Folliculitis is the medical description for ingrown hair, implying that the hair follicle stands inflamed. The reddish hue acquired by the surroundings gives a good impression of tissues that are suffering different stages of infection following the inward growth of hair. The incidence of this condition is more when the hair is naturally curly or wavy as the hair tends to curve inwards in such people. Facial and genital areas that see maximum hair growth are particularly prone to ingrown hair.
Itching sensation and dull ache
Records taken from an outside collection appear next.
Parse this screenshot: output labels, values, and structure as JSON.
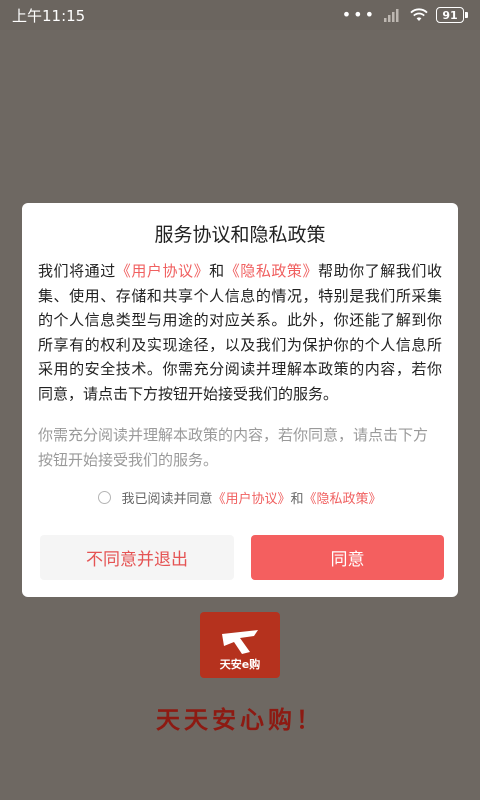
{
  "status_bar": {
    "time": "上午11:15",
    "dots": "•••",
    "battery": "91"
  },
  "dialog": {
    "title": "服务协议和隐私政策",
    "body_pre": "我们将通过",
    "link_user_agreement": "《用户协议》",
    "body_and": "和",
    "link_privacy_policy": "《隐私政策》",
    "body_post": "帮助你了解我们收集、使用、存储和共享个人信息的情况，特别是我们所采集的个人信息类型与用途的对应关系。此外，你还能了解到你所享有的权利及实现途径，以及我们为保护你的个人信息所采用的安全技术。你需充分阅读并理解本政策的内容，若你同意，请点击下方按钮开始接受我们的服务。",
    "sub_text": "你需充分阅读并理解本政策的内容，若你同意，请点击下方按钮开始接受我们的服务。",
    "checkbox_label_pre": "我已阅读并同意",
    "checkbox_link_user_agreement": "《用户协议》",
    "checkbox_and": "和",
    "checkbox_link_privacy_policy": "《隐私政策》",
    "disagree_button": "不同意并退出",
    "agree_button": "同意"
  },
  "splash": {
    "logo_text": "天安e购",
    "slogan": "天天安心购！"
  },
  "colors": {
    "accent": "#f45f5f",
    "link": "#f06060",
    "overlay": "#6e6862",
    "brand": "#b5321e"
  }
}
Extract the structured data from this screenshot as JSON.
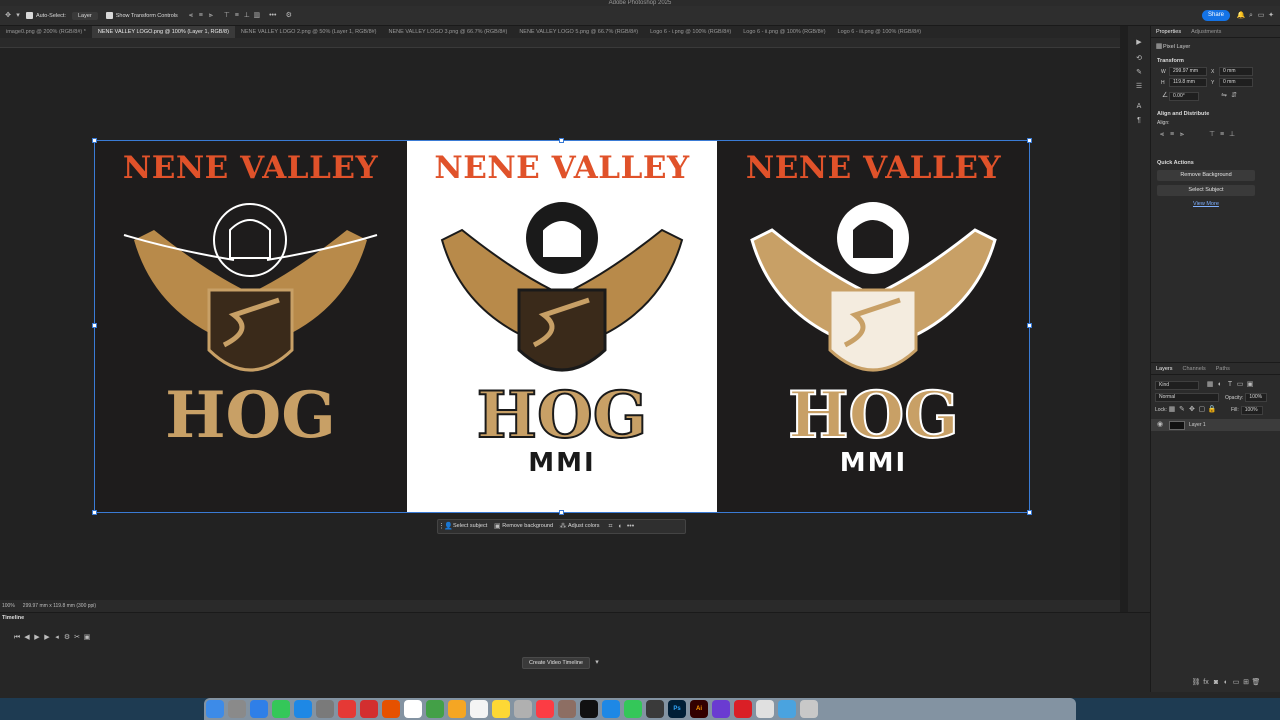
{
  "app": {
    "title": "Adobe Photoshop 2025"
  },
  "options_bar": {
    "auto_select_label": "Auto-Select:",
    "auto_select_value": "Layer",
    "transform_label": "Show Transform Controls",
    "share_label": "Share"
  },
  "tabs": [
    {
      "label": "image0.png @ 200% (RGB/8#) *"
    },
    {
      "label": "NENE VALLEY LOGO.png @ 100% (Layer 1, RGB/8)"
    },
    {
      "label": "NENE VALLEY LOGO 2.png @ 50% (Layer 1, RGB/8#)"
    },
    {
      "label": "NENE VALLEY LOGO 3.png @ 66.7% (RGB/8#)"
    },
    {
      "label": "NENE VALLEY LOGO 5.png @ 66.7% (RGB/8#)"
    },
    {
      "label": "Logo 6 - i.png @ 100% (RGB/8#)"
    },
    {
      "label": "Logo 6 - ii.png @ 100% (RGB/8#)"
    },
    {
      "label": "Logo 6 - iii.png @ 100% (RGB/8#)"
    }
  ],
  "logos": [
    {
      "title": "NENE VALLEY",
      "hog": "HOG",
      "mmi": ""
    },
    {
      "title": "NENE VALLEY",
      "hog": "HOG",
      "mmi": "MMI"
    },
    {
      "title": "NENE VALLEY",
      "hog": "HOG",
      "mmi": "MMI"
    }
  ],
  "context_bar": {
    "select_subject": "Select subject",
    "remove_background": "Remove background",
    "adjust_colors": "Adjust colors"
  },
  "status": {
    "zoom": "100%",
    "info": "299.97 mm x 119.8 mm (300 ppi)"
  },
  "timeline": {
    "title": "Timeline",
    "create_button": "Create Video Timeline"
  },
  "properties": {
    "tabs": [
      "Properties",
      "Adjustments"
    ],
    "layer_type": "Pixel Layer",
    "transform_title": "Transform",
    "w_label": "W",
    "w_value": "299.97 mm",
    "h_label": "H",
    "h_value": "119.8 mm",
    "x_label": "X",
    "x_value": "0 mm",
    "y_label": "Y",
    "y_value": "0 mm",
    "angle_value": "0.00°",
    "align_title": "Align and Distribute",
    "align_label": "Align:",
    "quick_actions_title": "Quick Actions",
    "remove_bg": "Remove Background",
    "select_subject": "Select Subject",
    "view_more": "View More"
  },
  "layers": {
    "tabs": [
      "Layers",
      "Channels",
      "Paths"
    ],
    "kind": "Kind",
    "blend": "Normal",
    "opacity_label": "Opacity:",
    "opacity_value": "100%",
    "lock_label": "Lock:",
    "fill_label": "Fill:",
    "fill_value": "100%",
    "layer_name": "Layer 1"
  },
  "colors": {
    "accent": "#1473e6",
    "logo_orange": "#e0522a",
    "gold": "#c8a066"
  }
}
Shaving in the direction opposite to the pattern of hair growth and wearing clothes that are tighter than normal stress the skin. The friction encourages ingrown hair followed by itching, infection, and pain. This will be particularly severe in the armpits, pubic area, and upper thighs.
Skin rashes and pus accumulation
It resembles a swathe of razor burned skin, and a closer examination may reveal hair growing inside the sac. The follicle fills with opaque fluid, soon to be overcome by infection and pus.
What exacerbates ingrown hair and infection?
- Picking on scabs, puncturing pustules with non-sterilized needles, and tweezing out papules without sanitizing the area.
- Excessive dehydration of the skin that leads to keratinization (hardening) when layers of dead cells solidify and prevent healthy hair from growing out of the pores.
- Improper hair removal by shaving in a direction opposing normal hair growth.
- Clogging of pores by excessive makeup that is not removed and which is not cleaned thereafter.
Treatment regime includes:
- Needle incision to drain pus and remove warped hair shaft
- Application of topical steroidal creams to kill pain and fight infection, and
- Administration of oral antibiotics to stem the tide of infection that affects open pores
- Retinoids(Retin A) to remove dead skin cells and reduce the skin pigment changes that can occur from ingrown hair.
Mild infection cases may clear up without any treatment. Avoid sharing during this time and try some of the home remedies such as dabbing an antiseptic such as tea tree oil. If you cannot get tea tree oil, other antiseptics you can put on your infected grown hair which include hazel, aloe vera, benzoyl peroxide, rubbing alcohol, etc. Other at home remedies that can promote quicker healing include applying a hot moist washcloth (helps in loosening of hair and promotes drainage) , cleaning with a sterilized pierce of cloth and an antibacterial soap.
Tips for caring for infected ingrown pubic , face, leg, armpit or neck hair.
Besides the above ingrown hair infection treatments, you should avoid tight fitting clothes if you have the problem in your armpits, groin area (including the area near your vagina) , on stomach, along your bikini line or your inner thighs. Always go for clothing with soft material.
When to visit the doctor
Most of the time, ingrown hair can be prevented at home by the methods discussed earlier. However, there are few occasions when you might want to see your doctor about ingrown pubic hair. These situations include:
- The ingrown hair has grown beyond control
- You are expecting abnormal hair growth or signs of infection